Guo H.-D.,CAS Institute of Remote Sensing |
Guo H.-D.,Hainan Key Laboratory of Earth Observation |
Zhang L.,CAS Institute of Remote Sensing |
Zhang L.,Hainan Key Laboratory of Earth Observation |
And 2 more authors.
Advances in Climate Change Research | Year: 2015
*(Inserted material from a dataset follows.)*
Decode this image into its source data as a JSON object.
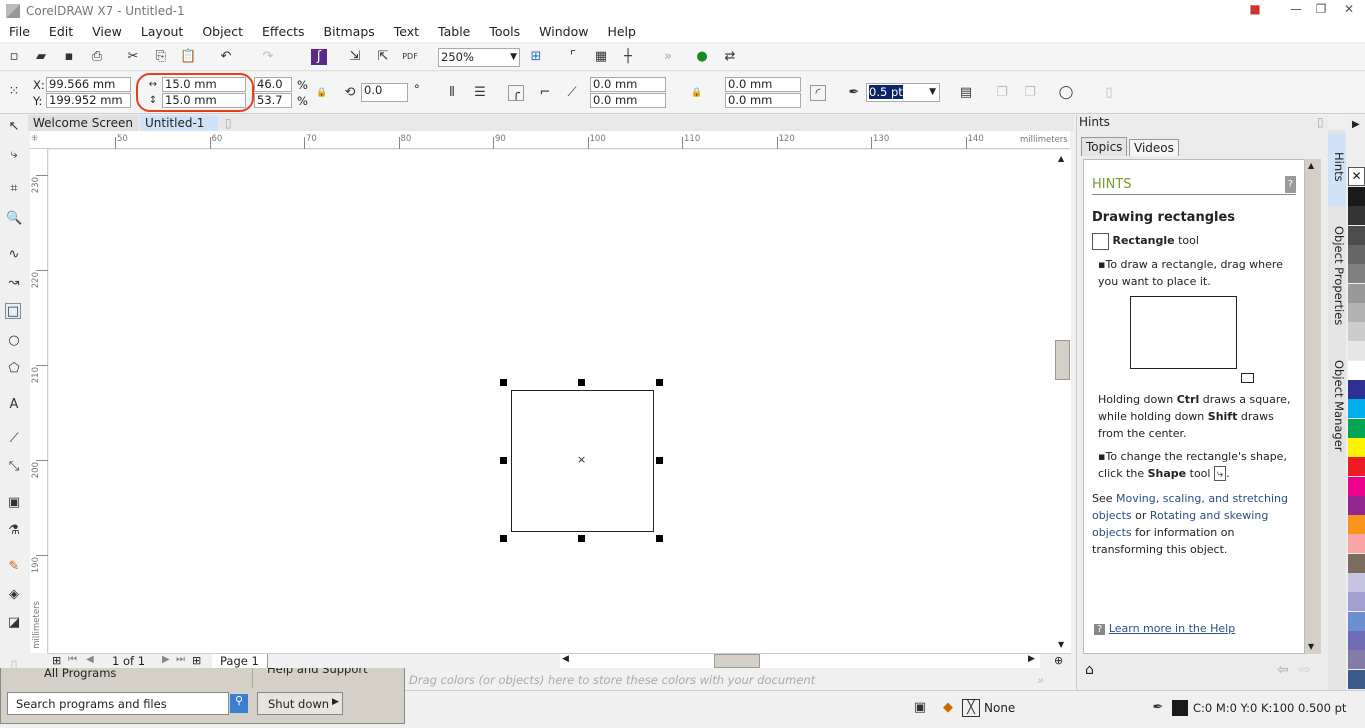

Earth observation technology has provided highly useful information in global climate change research over the past few decades and greatly promoted its development, especially through providing biological, physical, and chemical parameters on a global scale. Earth observation data has the 4V features (volume, variety, veracity, and velocity) of big data that are suitable for climate change research. Moreover, the large amount of data available from scientific satellites plays an important role. This study reviews the advances of climate change studies based on Earth observation big data and provides examples of case studies that utilize Earth observation big data in climate change research, such as synchronous satellite-aerial-ground observation experiments, which provide extremely large and abundant datasets; Earth observational sensitive factors (e.g., glaciers, lakes, vegetation, radiation, and urbanization); and global environmental change information and simulation systems. With the era of global environment change dawning, Earth observation big data will underpin the Future Earth program with a huge volume of various types of data and will play an important role in academia and decisionmaking. Inevitably, Earth observation big data will encounter opportunities and challenges brought about by global climate change. © 2015 National Climate Center (China Meteorological Administration). Production and hosting by Elsevier B.V.